“How are we going to pay for a new courthouse right now,” Flores asked during the hour-long forum where residents were given a historical background of the courthouse as well an update on a 28-member team’s work on the courthouse master plan.
The county’s aging building may be in need of renovations, but Flores insisted that a new building was out of the question.
“Right now we don’t know what’s going to happen,” he said of the economy, explaining that business owners are forfeiting their establishments daily. “We can’t afford it right now. Everyone would love it, but we can’t afford it.”
Brian Godinez, a consultant hired by the county to assist ERO Architects in developing a master plan that will be ultimately approved by Hidalgo County Commissioners’ Court, said the plans created by the group don’t need to be acted upon once the court makes an approval.
If the county is unable to pay for any construction now, the plans will be available when funds are identified.
“When the commissioners’ court decides to pull the trigger, we’re ready to go,” said Eli Ochoa, with ERO Architects.
While at least one resident said he was in favor of the county building a new courthouse, others agreed with Flores.
“Hidalgo County doesn’t have the money,” said Fern McClaugherty, an Edinburg resident who was appointed to the courthouse committee.
The existing courthouse, located at 100 N. Closner Blvd., is approximately 4.74 acres. The property consists of the main building with two additions, one annex structure, sally port, landscaped areas and parking lots.
The courthouse was originally constructed in 1954 and later remodeled with additions added in 1968 and 1978. The main courthouse building has approximately 93,088 square feet of floor area. The annex is a single-story building with about 8,000 square feet.
The county needs to create nearly 361,000 square feet of space to accommodate the county’s growth and needs. Currently, the county has 101,000 square feet of space, which is scattered in different buildings.
To address current and future growth, architects have proposed the construction of an eight-story building in the draft could cost approximately $53 million.
The current courthouse, which cannot be torn down due to Texas Historical Commission mandates, could cost another $10 million to bring up to code, officials said. A $4 million grant will help the count in its renovation process.
For project funding, the county is considering adopting a tax increment financing zone as one method of funding. With the City of Edinburg, the county hopes to develop a zone several blocks around the courthouse square to help pay off the debt of the construction.
Still, those at the meeting found it impossible for the county taxpayers to not have to carry the burden of the courthouse debt.
“People will be OK with (a property tax increase) for new schools,” said resident Virginia Townsend, who is also on the committee. “But when you come to a courthouse, they’ll say you have to be more practical than that. That’s what’s the matter with us.”
Townsend, a member of the Objective Watchers of the Legal System, has said throughout the process that a new courthouse is unnecessary. She and McClaugherty, another member of the OWLS, said they were frustrated by the county’s inability to make use of all the space it has available for offices and courts.

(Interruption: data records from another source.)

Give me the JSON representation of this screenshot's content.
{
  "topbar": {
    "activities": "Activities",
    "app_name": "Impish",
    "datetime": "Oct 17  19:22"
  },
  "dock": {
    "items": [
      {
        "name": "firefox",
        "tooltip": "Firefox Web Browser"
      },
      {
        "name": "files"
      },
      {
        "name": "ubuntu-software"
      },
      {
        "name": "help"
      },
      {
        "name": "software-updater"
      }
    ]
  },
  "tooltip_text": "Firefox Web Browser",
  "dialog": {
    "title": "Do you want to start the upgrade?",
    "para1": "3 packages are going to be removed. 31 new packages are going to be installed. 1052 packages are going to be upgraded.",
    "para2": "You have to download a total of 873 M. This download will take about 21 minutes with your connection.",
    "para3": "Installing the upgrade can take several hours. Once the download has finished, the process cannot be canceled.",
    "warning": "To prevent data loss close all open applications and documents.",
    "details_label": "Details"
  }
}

Likewise, Flores said other nearby counties have outgrown their courthouses yet still conduct business.
“Starr County’s courthouse esta chiquita and no one is talking about building a new one,” he said of the county’s small court space.
Godinez said all the funding options hadn’t been discussed or explored. One of those alternatives could be private investment, an idea explored in Travis County.
Ochoa said while the county has outgrown its courthouse and there are several health and safety deficiencies identified in the building, the county is under no mandate to fix those issues if there’s no funding available based on grandfather clauses for older buildings.
Despite being against spending too much money on new construction, residents agreed that bringing the building up to code should be done.
“You’ve got to start from somewhere,” Flores said.
Next month, consultants will hold a joint meeting with county commissioners and the City of Edinburg to present what the committee has proposed. At that time, county and city leaders will be able to offer their suggestions, too.
The comments made at forums, either out loud at the meetings or in writing, will be included in the final draft that commissioners will vote on at the end of March.
“Right now’s not the time to even be talking about it,” Flores said at the end of the meeting, “but they still did it.”blog comments powered by Disqus